DATA RECORDS:
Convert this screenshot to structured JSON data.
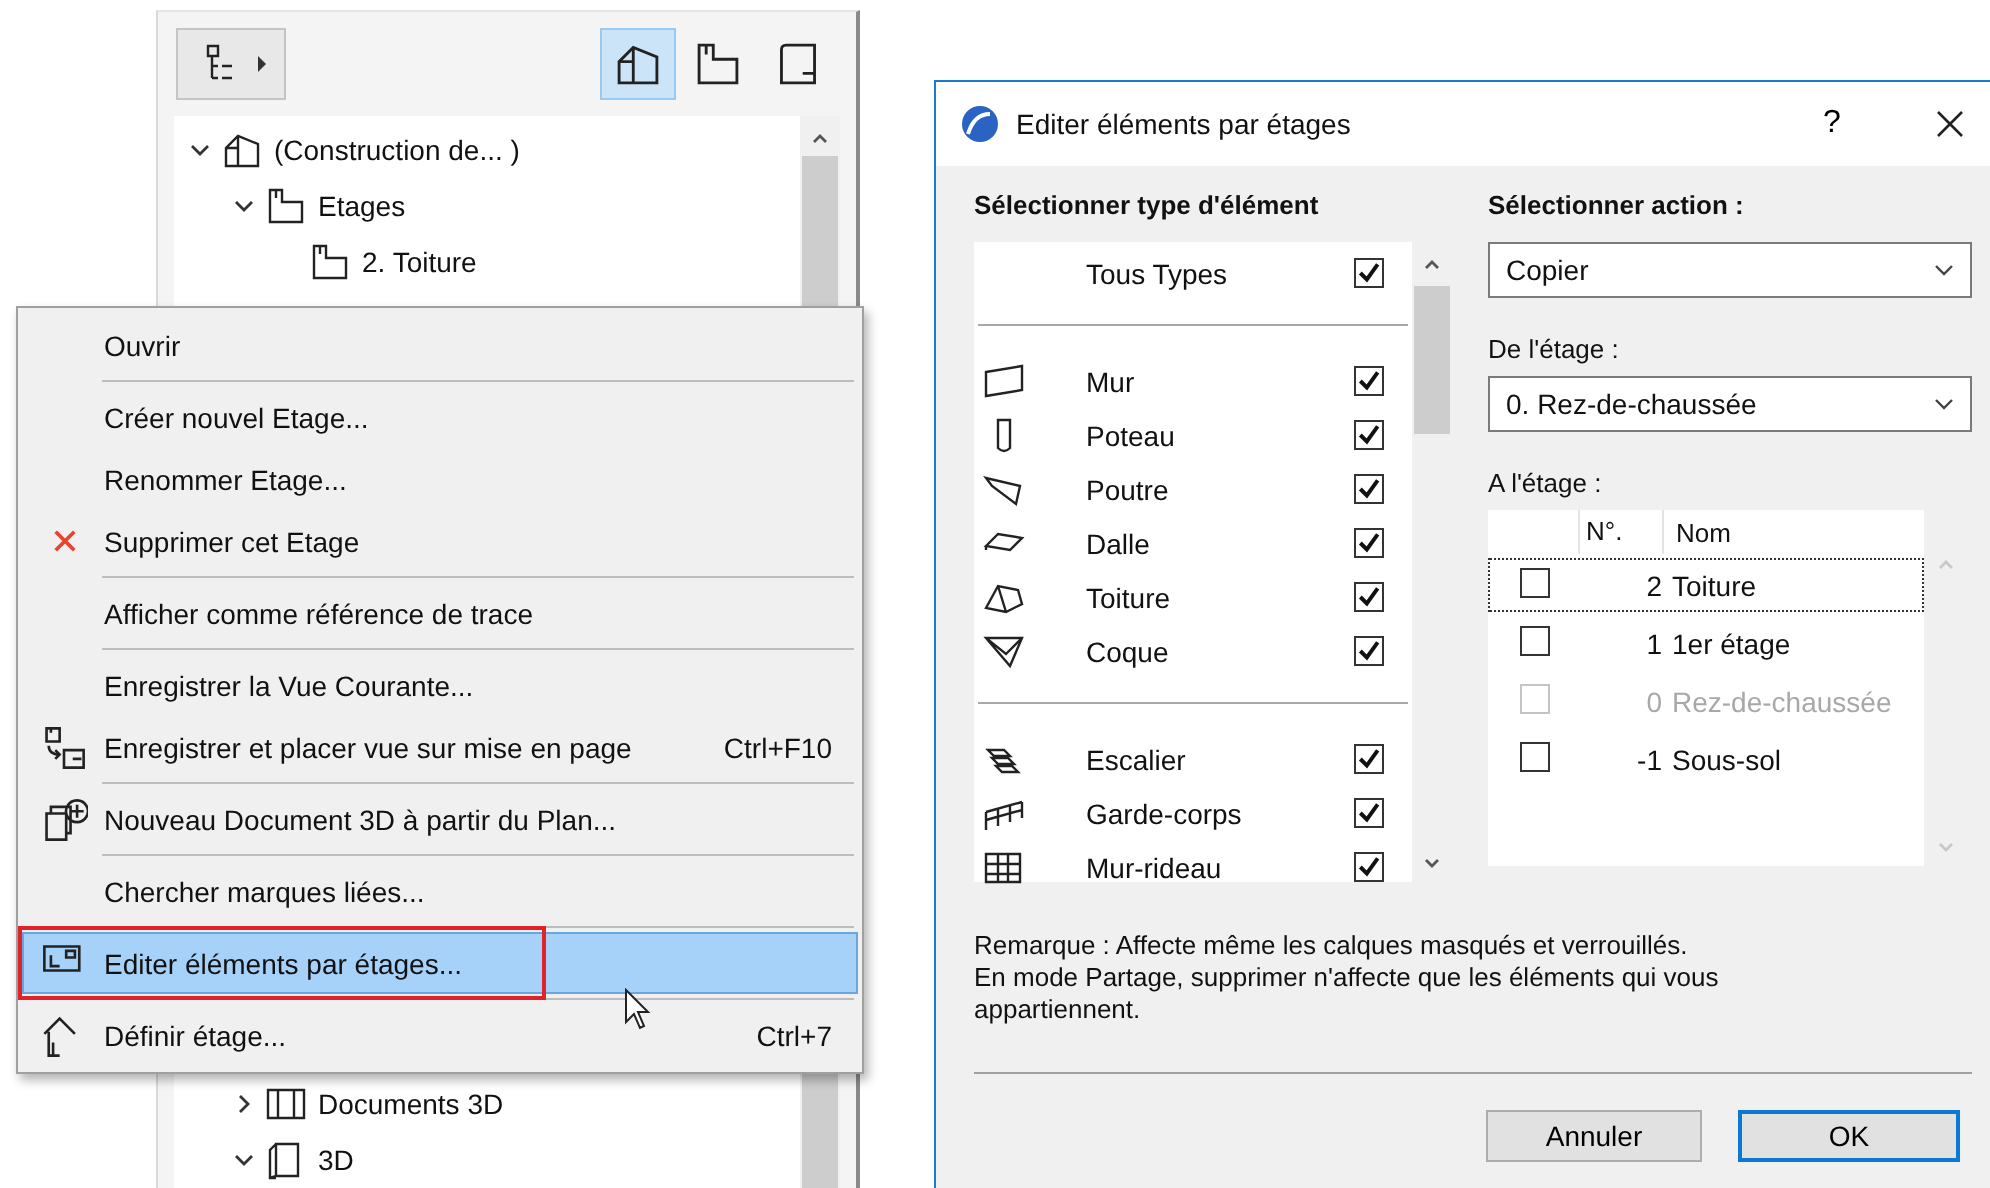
{
  "navigator": {
    "toolbar": {
      "menu_button": {
        "kind": "tree"
      },
      "view_buttons": [
        {
          "kind": "house",
          "selected": true
        },
        {
          "kind": "floor",
          "selected": false
        },
        {
          "kind": "section",
          "selected": false
        }
      ]
    },
    "tree_top": [
      {
        "label": "(Construction de... )",
        "kind": "house",
        "expanded": true,
        "children": [
          {
            "label": "Etages",
            "kind": "floor",
            "expanded": true,
            "children": [
              {
                "label": "2. Toiture",
                "kind": "floor"
              }
            ]
          }
        ]
      }
    ],
    "tree_bottom": [
      {
        "label": "Documents 3D",
        "kind": "doc3d",
        "expanded": false
      },
      {
        "label": "3D",
        "kind": "cube",
        "expanded": true
      }
    ]
  },
  "context_menu": {
    "items": [
      {
        "kind": "plain",
        "label": "Ouvrir",
        "selected": false
      },
      {
        "kind": "separator"
      },
      {
        "kind": "plain",
        "label": "Créer nouvel Etage...",
        "selected": false
      },
      {
        "kind": "plain",
        "label": "Renommer Etage...",
        "selected": false
      },
      {
        "kind": "delete",
        "label": "Supprimer cet Etage",
        "selected": false
      },
      {
        "kind": "separator"
      },
      {
        "kind": "plain",
        "label": "Afficher comme référence de trace",
        "selected": false
      },
      {
        "kind": "separator"
      },
      {
        "kind": "plain",
        "label": "Enregistrer la Vue Courante...",
        "selected": false
      },
      {
        "kind": "save-place",
        "label": "Enregistrer et placer vue sur mise en page",
        "shortcut": "Ctrl+F10",
        "selected": false
      },
      {
        "kind": "separator"
      },
      {
        "kind": "new-3d",
        "label": "Nouveau Document 3D à partir du Plan...",
        "selected": false
      },
      {
        "kind": "separator"
      },
      {
        "kind": "plain",
        "label": "Chercher marques liées...",
        "selected": false
      },
      {
        "kind": "separator"
      },
      {
        "kind": "edit-stories",
        "label": "Editer éléments par étages...",
        "selected": true,
        "outlined": true
      },
      {
        "kind": "separator"
      },
      {
        "kind": "define-story",
        "label": "Définir étage...",
        "shortcut": "Ctrl+7",
        "selected": false
      }
    ]
  },
  "dialog": {
    "title": "Editer éléments par étages",
    "help": "?",
    "types": {
      "heading": "Sélectionner type d'élément",
      "items": [
        {
          "kind": "all",
          "label": "Tous Types",
          "checked": true
        },
        {
          "kind": "separator"
        },
        {
          "kind": "wall",
          "label": "Mur",
          "checked": true
        },
        {
          "kind": "column",
          "label": "Poteau",
          "checked": true
        },
        {
          "kind": "beam",
          "label": "Poutre",
          "checked": true
        },
        {
          "kind": "slab",
          "label": "Dalle",
          "checked": true
        },
        {
          "kind": "roof",
          "label": "Toiture",
          "checked": true
        },
        {
          "kind": "shell",
          "label": "Coque",
          "checked": true
        },
        {
          "kind": "separator"
        },
        {
          "kind": "stair",
          "label": "Escalier",
          "checked": true
        },
        {
          "kind": "railing",
          "label": "Garde-corps",
          "checked": true
        },
        {
          "kind": "curtain",
          "label": "Mur-rideau",
          "checked": true
        }
      ]
    },
    "action": {
      "heading": "Sélectionner action :",
      "value": "Copier"
    },
    "from_story": {
      "label": "De l'étage :",
      "value": "0. Rez-de-chaussée"
    },
    "to_story": {
      "label": "A l'étage :",
      "columns": [
        "N°.",
        "Nom"
      ],
      "rows": [
        {
          "number": "2",
          "name": "Toiture",
          "checked": false,
          "disabled": false,
          "focused": true
        },
        {
          "number": "1",
          "name": "1er étage",
          "checked": false,
          "disabled": false,
          "focused": false
        },
        {
          "number": "0",
          "name": "Rez-de-chaussée",
          "checked": false,
          "disabled": true,
          "focused": false
        },
        {
          "number": "-1",
          "name": "Sous-sol",
          "checked": false,
          "disabled": false,
          "focused": false
        }
      ]
    },
    "remarks": [
      "Remarque : Affecte même les calques masqués et verrouillés.",
      "En mode Partage, supprimer n'affecte que les éléments qui vous appartiennent."
    ],
    "buttons": [
      {
        "label": "Annuler",
        "default": false
      },
      {
        "label": "OK",
        "default": true
      }
    ]
  }
}
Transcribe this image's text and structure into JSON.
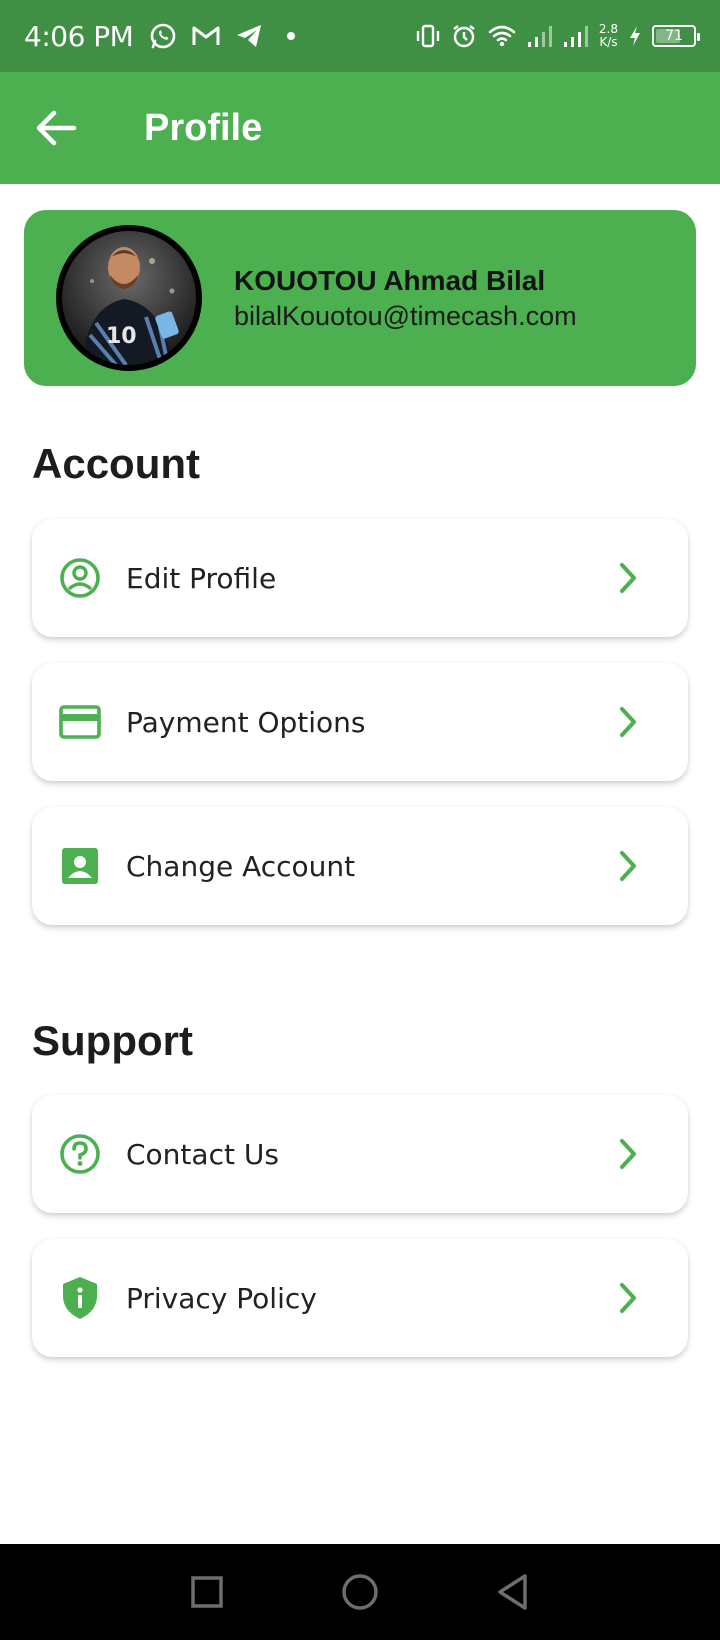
{
  "status_bar": {
    "time": "4:06 PM",
    "speed_value": "2.8",
    "speed_unit": "K/s",
    "battery": "71",
    "battery_level": 0.71,
    "icons": [
      "whatsapp-icon",
      "gmail-icon",
      "telegram-icon",
      "notification-dot",
      "vibrate-icon",
      "alarm-icon",
      "wifi-icon",
      "signal-icon",
      "signal-icon",
      "charging-icon",
      "battery-icon"
    ]
  },
  "app_bar": {
    "title": "Profile",
    "back_icon": "arrow-left-icon"
  },
  "profile": {
    "name": "KOUOTOU Ahmad Bilal",
    "email": "bilalKouotou@timecash.com"
  },
  "account": {
    "title": "Account",
    "items": [
      {
        "label": "Edit Profile",
        "icon": "account-circle-icon"
      },
      {
        "label": "Payment Options",
        "icon": "credit-card-icon"
      },
      {
        "label": "Change Account",
        "icon": "account-box-icon"
      }
    ]
  },
  "support": {
    "title": "Support",
    "items": [
      {
        "label": "Contact Us",
        "icon": "help-circle-icon"
      },
      {
        "label": "Privacy Policy",
        "icon": "shield-info-icon"
      }
    ]
  },
  "nav_bar": {
    "icons": [
      "recents-square-icon",
      "home-circle-icon",
      "back-triangle-icon"
    ]
  },
  "colors": {
    "primary": "#4caf50",
    "status_bar": "#3f8f44",
    "icon_green": "#4caf50",
    "text_dark": "#1f1f1f"
  }
}
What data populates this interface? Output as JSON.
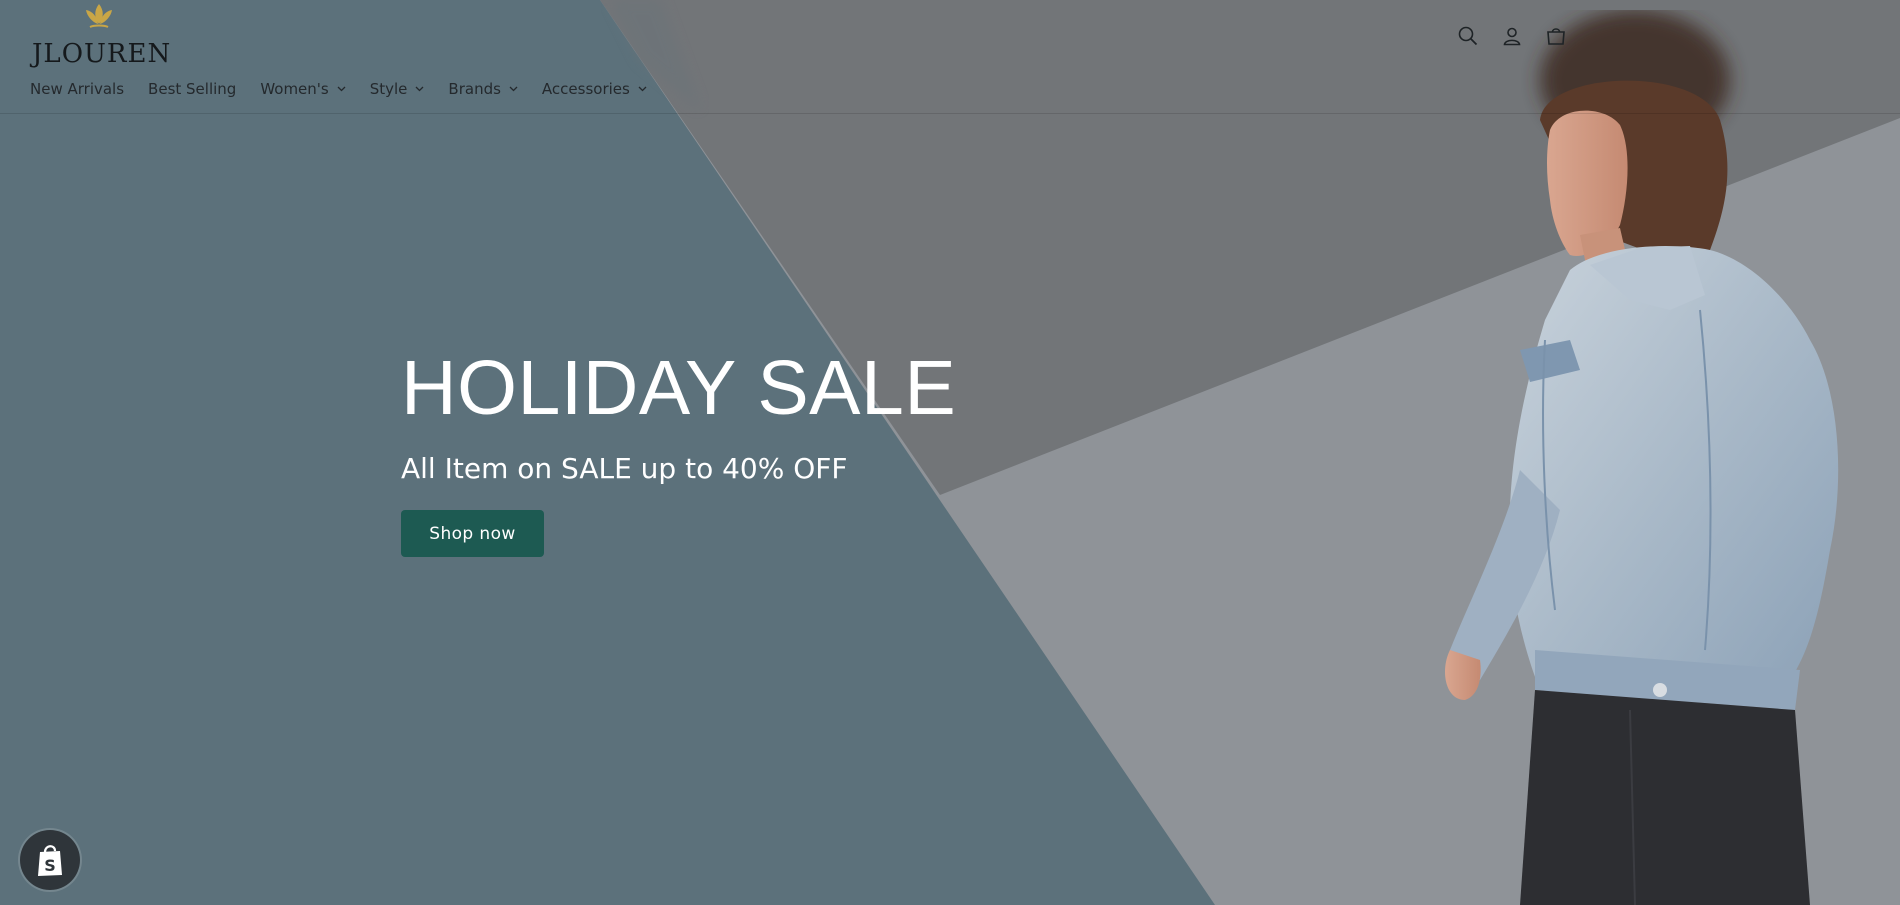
{
  "store": {
    "brand_name": "JLOUREN",
    "brand_accent": "#c9a646"
  },
  "nav": {
    "items": [
      {
        "label": "New Arrivals",
        "has_dropdown": false
      },
      {
        "label": "Best Selling",
        "has_dropdown": false
      },
      {
        "label": "Women's",
        "has_dropdown": true
      },
      {
        "label": "Style",
        "has_dropdown": true
      },
      {
        "label": "Brands",
        "has_dropdown": true
      },
      {
        "label": "Accessories",
        "has_dropdown": true
      }
    ]
  },
  "header_icons": [
    "search-icon",
    "account-icon",
    "cart-icon"
  ],
  "hero": {
    "title": "HOLIDAY SALE",
    "subtitle": "All Item on SALE up to 40% OFF",
    "cta_label": "Shop now",
    "colors": {
      "left_panel": "#5c717b",
      "upper_right": "#727578",
      "lower_right": "#8f9398",
      "button": "#1d5a52"
    }
  },
  "badge": {
    "icon": "shopify-bag-icon",
    "letter": "S"
  }
}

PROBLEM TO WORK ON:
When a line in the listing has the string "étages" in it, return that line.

EXERCISE OUTPUT:
        "label": "Editer éléments par étages...",
    "title": "Editer éléments par étages",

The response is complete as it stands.